One notable example of cemetery innovation is St. Woolos Cemetery, which was designed by Thomas Prothero, a prominent local architect. Prothero’s design incorporated a series of winding paths, which he believed would create a more interesting and contemplative space for visitors.
St. Woolos Cemetery also featured a number of unique features, including a lychgate and a mortuary chapel.
Cemetery Changes in the 20th Century
As the 20th century progressed, cemeteries in Newport and throughout the UK began to change in response to social and cultural shifts. For example, cremation became increasingly popular as a burial option, and many cemeteries began to incorporate crematoriums.
Another significant change in cemetery culture was the introduction of war memorials, which were erected to commemorate the dead from World War I and II. Many of these memorials are located within cemeteries and provide a focal point for remembrance and reflection.
Our Modern Newport Cemeteries
Today, Newport’s cemeteries remain an important part of the city’s cultural and historical landscape. They provide a peaceful and reflective space for mourners and visitors, as well as offering a glimpse into the city’s rich history.
The beautiful design and ornate features of Newport’s cemeteries make them unique and cherished parts of the city’s heritage.

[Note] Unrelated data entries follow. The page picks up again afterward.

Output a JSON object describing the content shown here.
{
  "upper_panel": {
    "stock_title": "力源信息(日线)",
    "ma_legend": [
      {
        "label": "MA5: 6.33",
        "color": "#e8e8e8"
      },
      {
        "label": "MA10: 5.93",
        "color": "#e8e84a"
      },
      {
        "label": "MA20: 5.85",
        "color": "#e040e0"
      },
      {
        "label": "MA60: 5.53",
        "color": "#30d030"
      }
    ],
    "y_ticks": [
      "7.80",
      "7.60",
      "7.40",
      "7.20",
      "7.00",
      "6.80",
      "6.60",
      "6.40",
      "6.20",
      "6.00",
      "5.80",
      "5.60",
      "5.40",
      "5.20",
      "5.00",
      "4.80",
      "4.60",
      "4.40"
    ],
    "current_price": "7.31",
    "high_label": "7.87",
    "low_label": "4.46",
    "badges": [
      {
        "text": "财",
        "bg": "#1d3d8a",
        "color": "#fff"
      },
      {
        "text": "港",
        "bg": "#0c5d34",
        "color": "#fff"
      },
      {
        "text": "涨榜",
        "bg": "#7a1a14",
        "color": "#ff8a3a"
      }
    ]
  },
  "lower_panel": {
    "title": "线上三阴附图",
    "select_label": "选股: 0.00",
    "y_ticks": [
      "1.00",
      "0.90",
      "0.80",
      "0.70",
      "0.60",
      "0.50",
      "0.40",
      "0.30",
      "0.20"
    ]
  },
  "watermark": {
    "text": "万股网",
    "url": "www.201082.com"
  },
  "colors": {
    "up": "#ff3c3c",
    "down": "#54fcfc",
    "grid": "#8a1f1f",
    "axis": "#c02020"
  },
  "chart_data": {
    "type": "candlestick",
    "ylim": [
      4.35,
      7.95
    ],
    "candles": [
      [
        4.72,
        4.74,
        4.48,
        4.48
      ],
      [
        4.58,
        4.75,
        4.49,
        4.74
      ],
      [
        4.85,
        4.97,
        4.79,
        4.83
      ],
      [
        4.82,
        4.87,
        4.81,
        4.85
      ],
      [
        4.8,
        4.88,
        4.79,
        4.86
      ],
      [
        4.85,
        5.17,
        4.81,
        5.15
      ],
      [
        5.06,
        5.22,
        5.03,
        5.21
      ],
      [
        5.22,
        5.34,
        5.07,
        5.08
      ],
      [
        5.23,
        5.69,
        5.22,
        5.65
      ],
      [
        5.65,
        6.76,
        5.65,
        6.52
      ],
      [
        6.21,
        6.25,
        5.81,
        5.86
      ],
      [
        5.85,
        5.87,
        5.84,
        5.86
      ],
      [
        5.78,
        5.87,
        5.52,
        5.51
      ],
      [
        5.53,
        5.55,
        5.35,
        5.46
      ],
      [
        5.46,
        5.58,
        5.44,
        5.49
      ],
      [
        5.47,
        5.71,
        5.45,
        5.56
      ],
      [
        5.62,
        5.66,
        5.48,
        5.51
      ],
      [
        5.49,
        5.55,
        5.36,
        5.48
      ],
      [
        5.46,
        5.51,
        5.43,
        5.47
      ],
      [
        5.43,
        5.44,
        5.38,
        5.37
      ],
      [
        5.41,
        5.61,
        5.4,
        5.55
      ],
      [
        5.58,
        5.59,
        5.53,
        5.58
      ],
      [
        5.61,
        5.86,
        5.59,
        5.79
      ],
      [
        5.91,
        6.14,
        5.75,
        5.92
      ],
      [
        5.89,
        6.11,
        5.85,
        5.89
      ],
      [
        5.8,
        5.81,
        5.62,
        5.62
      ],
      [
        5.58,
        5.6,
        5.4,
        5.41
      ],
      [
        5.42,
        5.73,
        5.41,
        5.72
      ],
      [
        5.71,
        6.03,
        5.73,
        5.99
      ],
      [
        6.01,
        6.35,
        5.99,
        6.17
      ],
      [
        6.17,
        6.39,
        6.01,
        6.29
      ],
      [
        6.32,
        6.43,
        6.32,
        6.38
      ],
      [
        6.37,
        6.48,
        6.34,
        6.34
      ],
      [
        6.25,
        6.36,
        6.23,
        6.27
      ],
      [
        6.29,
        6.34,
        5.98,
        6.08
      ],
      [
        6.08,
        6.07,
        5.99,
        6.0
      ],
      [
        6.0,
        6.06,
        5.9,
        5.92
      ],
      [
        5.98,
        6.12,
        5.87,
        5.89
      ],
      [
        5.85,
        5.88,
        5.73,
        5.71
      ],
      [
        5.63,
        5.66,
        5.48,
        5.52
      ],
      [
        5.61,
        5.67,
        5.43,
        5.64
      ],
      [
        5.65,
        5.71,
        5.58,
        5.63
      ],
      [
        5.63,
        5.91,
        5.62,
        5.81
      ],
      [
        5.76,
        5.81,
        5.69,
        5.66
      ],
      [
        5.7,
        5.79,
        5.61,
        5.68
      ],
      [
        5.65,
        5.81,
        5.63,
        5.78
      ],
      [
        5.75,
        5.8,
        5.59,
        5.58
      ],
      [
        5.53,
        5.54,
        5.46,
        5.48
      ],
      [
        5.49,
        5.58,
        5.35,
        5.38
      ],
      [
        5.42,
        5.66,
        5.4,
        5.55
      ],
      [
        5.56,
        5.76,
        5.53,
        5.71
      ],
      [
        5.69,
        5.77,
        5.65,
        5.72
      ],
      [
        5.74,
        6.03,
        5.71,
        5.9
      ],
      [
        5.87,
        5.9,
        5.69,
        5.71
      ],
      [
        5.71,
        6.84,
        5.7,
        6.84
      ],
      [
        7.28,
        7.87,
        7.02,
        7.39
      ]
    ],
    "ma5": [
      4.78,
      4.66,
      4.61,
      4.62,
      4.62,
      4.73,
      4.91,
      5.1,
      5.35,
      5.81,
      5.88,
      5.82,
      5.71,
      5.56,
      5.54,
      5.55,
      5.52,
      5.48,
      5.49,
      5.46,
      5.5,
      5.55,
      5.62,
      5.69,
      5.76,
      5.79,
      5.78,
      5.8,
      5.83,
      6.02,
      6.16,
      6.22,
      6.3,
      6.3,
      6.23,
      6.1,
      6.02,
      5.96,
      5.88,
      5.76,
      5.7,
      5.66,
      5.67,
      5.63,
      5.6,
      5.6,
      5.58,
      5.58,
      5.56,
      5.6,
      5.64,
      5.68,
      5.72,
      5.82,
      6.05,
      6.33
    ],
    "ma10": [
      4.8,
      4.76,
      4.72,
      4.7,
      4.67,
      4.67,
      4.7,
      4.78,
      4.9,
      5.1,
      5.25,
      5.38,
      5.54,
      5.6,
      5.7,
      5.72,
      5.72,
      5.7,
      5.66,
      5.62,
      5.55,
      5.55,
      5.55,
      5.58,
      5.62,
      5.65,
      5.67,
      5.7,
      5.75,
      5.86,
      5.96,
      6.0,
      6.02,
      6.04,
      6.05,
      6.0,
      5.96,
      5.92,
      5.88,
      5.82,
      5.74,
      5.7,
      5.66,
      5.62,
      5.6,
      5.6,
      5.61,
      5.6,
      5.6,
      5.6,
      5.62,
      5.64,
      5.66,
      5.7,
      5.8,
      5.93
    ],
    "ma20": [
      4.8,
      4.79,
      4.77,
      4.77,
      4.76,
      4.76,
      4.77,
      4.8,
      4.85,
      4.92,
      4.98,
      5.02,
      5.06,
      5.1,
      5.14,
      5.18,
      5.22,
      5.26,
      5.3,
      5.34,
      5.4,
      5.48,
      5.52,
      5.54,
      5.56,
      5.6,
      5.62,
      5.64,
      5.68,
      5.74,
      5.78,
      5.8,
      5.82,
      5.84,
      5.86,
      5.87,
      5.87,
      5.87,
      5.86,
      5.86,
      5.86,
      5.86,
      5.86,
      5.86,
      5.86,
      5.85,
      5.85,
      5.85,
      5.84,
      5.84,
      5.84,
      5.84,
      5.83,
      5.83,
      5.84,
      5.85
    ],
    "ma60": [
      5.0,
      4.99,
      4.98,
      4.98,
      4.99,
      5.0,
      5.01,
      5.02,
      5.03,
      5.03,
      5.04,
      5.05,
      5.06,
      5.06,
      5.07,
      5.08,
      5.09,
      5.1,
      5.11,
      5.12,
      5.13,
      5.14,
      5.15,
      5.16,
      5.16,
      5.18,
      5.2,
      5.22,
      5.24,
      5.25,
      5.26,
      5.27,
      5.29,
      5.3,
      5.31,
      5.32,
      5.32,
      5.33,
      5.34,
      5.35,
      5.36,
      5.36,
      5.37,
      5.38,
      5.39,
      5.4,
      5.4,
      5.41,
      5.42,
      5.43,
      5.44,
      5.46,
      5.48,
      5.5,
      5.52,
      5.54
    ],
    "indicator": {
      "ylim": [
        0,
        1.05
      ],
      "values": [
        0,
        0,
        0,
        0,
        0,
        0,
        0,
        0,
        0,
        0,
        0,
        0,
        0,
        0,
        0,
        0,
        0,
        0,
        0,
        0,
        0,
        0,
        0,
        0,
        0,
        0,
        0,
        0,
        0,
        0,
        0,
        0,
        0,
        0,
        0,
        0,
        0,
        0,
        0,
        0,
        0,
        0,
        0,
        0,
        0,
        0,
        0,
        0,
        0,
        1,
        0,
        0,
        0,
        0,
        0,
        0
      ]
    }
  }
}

Are you looking for a memorial to be designed, crafted and installed for a loved one in a Newport cemetery? If so, our compassionate team of family advisors here at W.S Moore Memorial Masons are ready to help. To find out more simply call by 01633 855 902, e-mail email@example.com or complete our online booking form.